It was not the first time I was full of wonder at the waste of human ability in this world, as a botanist wonders at the wastefulness of nature, the thousand seeds that die, the unused portion of every sort. The reserve force of society grows more and more amazing to one’s thought.
Sarah Orne Jewett
From The Country of the Pointed Firs
I have been reading and rereading these sentences from Sarah Orne Jewett’s The Country of the Pointed Firs. They fuel my understanding of and vision for what education can accomplish.
What would happen if every person working in education, on all levels, grappled with the “thousand seeds that die” on a daily basis?—with how their work helps awaken the “reserve force of society”?—with how to unleash the locked-up potential as something alive and kinetic?
(That cone in Rebecca’s hand holds innumerable seeds for the Giant Sequoia—seeds that have the potential to grow, in the right environment, into a tree that has branches, 100 feet off of the ground, that are 7 feet in diameter and over 125 feet long . . . indeed . . . “the reserve force [of seeds and] society grows more and more amazing to one’s thought.”)
The endorsements are finalized for Zoopoetics: Animals and the Making of Poetry, as is the cover. It is now available.
“Zoopoetics is an original, lucid examination of how animals shape the human art of poetry. Drawing upon the foundational work of such scholars as Paul Shepard, Donna Haraway, and David Abram, Aaron M. Moe uses the Derridian concept of ‘zoopoetics’ to deepen our understanding of language and our understanding of what animals mean to humans. Without other species, we might be essentially voiceless. This is a significant study of ‘animality,’ one of the central paradigms in the field of ecocriticism.”
—Scott Slovic, editor of ISLE: Interdisciplinary Studies in Literature and Environment
“Moe’s Zoopoetics lucidly demonstrates that poetry is a shared space in which human and other animals may ‘stretch toward’ each other, a space in which many of our best poets in English attend to nonhuman poiesis.

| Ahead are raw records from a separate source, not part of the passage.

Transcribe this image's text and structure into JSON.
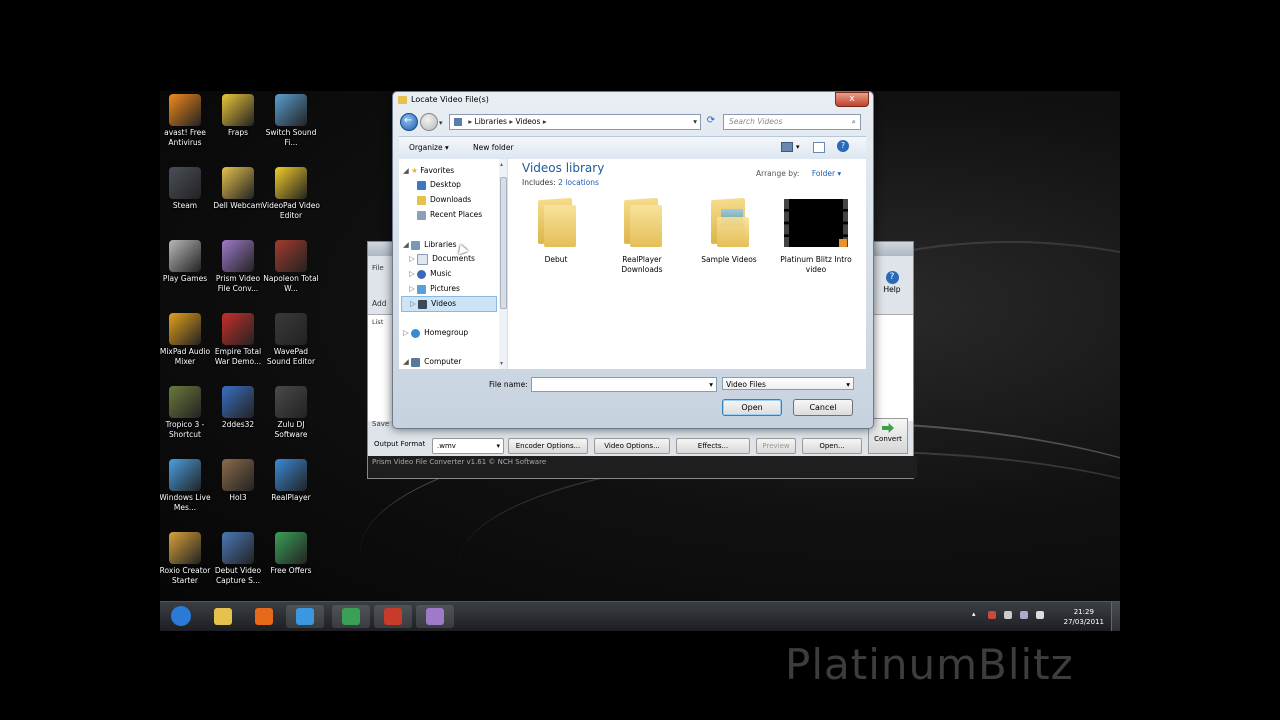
{
  "desktop_icons": [
    {
      "label": "avast! Free Antivirus",
      "color": "#f28a1a"
    },
    {
      "label": "Fraps",
      "color": "#e9c63a"
    },
    {
      "label": "Switch Sound Fi...",
      "color": "#5a9fd0"
    },
    {
      "label": "Steam",
      "color": "#4a4f58"
    },
    {
      "label": "Dell Webcam",
      "color": "#e6c24d"
    },
    {
      "label": "VideoPad Video Editor",
      "color": "#f2cd2a"
    },
    {
      "label": "Play Games",
      "color": "#b9b9b9"
    },
    {
      "label": "Prism Video File Conv...",
      "color": "#9f7ac9"
    },
    {
      "label": "Napoleon Total W...",
      "color": "#a33b2d"
    },
    {
      "label": "MixPad Audio Mixer",
      "color": "#e2a21a"
    },
    {
      "label": "Empire Total War Demo...",
      "color": "#c8302a"
    },
    {
      "label": "WavePad Sound Editor",
      "color": "#3a3a3a"
    },
    {
      "label": "Tropico 3 - Shortcut",
      "color": "#6a7a3b"
    },
    {
      "label": "2ddes32",
      "color": "#3a6fc4"
    },
    {
      "label": "Zulu DJ Software",
      "color": "#4a4a4a"
    },
    {
      "label": "Windows Live Mes...",
      "color": "#4aa0e0"
    },
    {
      "label": "HoI3",
      "color": "#8a6b4a"
    },
    {
      "label": "RealPlayer",
      "color": "#3a8ad8"
    },
    {
      "label": "Roxio Creator Starter",
      "color": "#d8a23a"
    },
    {
      "label": "Debut Video Capture S...",
      "color": "#4a78b8"
    },
    {
      "label": "Free Offers",
      "color": "#3aa058"
    }
  ],
  "taskbar": {
    "time": "21:29",
    "date": "27/03/2011",
    "buttons": [
      "start-orb",
      "explorer",
      "media-player",
      "internet-explorer",
      "live-messenger",
      "app-red",
      "prism-converter"
    ]
  },
  "background_app": {
    "title": "Prism Video File Converter v1.61 © NCH Software",
    "output_format_label": "Output Format",
    "output_format_value": ".wmv",
    "buttons": [
      "Encoder Options...",
      "Video Options...",
      "Effects...",
      "Preview",
      "Open..."
    ],
    "convert_label": "Convert",
    "help_label": "Help",
    "partial_labels": [
      "File",
      "Add",
      "List",
      "Save"
    ]
  },
  "dialog": {
    "title": "Locate Video File(s)",
    "breadcrumb": [
      "Libraries",
      "Videos"
    ],
    "search_placeholder": "Search Videos",
    "toolbar": {
      "organize": "Organize",
      "new_folder": "New folder"
    },
    "nav": {
      "favorites": "Favorites",
      "favorites_items": [
        "Desktop",
        "Downloads",
        "Recent Places"
      ],
      "libraries": "Libraries",
      "library_items": [
        "Documents",
        "Music",
        "Pictures",
        "Videos"
      ],
      "homegroup": "Homegroup",
      "computer": "Computer"
    },
    "library_title": "Videos library",
    "includes_label": "Includes:",
    "includes_link": "2 locations",
    "arrange_by_label": "Arrange by:",
    "arrange_by_value": "Folder",
    "files": [
      {
        "name": "Debut",
        "kind": "folder"
      },
      {
        "name": "RealPlayer Downloads",
        "kind": "folder"
      },
      {
        "name": "Sample Videos",
        "kind": "folder"
      },
      {
        "name": "Platinum Blitz Intro video",
        "kind": "video"
      }
    ],
    "file_name_label": "File name:",
    "file_name_value": "",
    "file_type_value": "Video Files",
    "open_label": "Open",
    "cancel_label": "Cancel",
    "close_glyph": "x"
  },
  "watermark": "PlatinumBlitz"
}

This is a timely and important contribution to ecocriticism and animal studies.”
—Helena Feder, author of Ecocriticism and the Idea of Culture
Many American writers of the 19th century blurred the boundaries demarcating wilderness and civilization, nature and culture, animals and humans, as well as built and natural environments. At times, though, some of the same writers reinforced such boundaries. This course foregrounds the environments, both natural and built, of several longer works from the 19th century (and a few shorter ones too). As we explore concepts such as romanticism, naturalism, and realism, we also explore the tropes that racialize, spiritualize, genderize, personify, or animalize the environment. Doing so exposes some of the underlying assumptions of the time period. However, we will also examine how the writers undermine the assumptions, play with the tropes, and open up alternative perspectives. Throughout the course, we grapple with how writers reflect and yet shape human responses to the environment, both natural and built. The ways in which we think about the environment today have roots that pass through the 19th century. Those roots contain both the poison and the cure for today’s environmental challenges.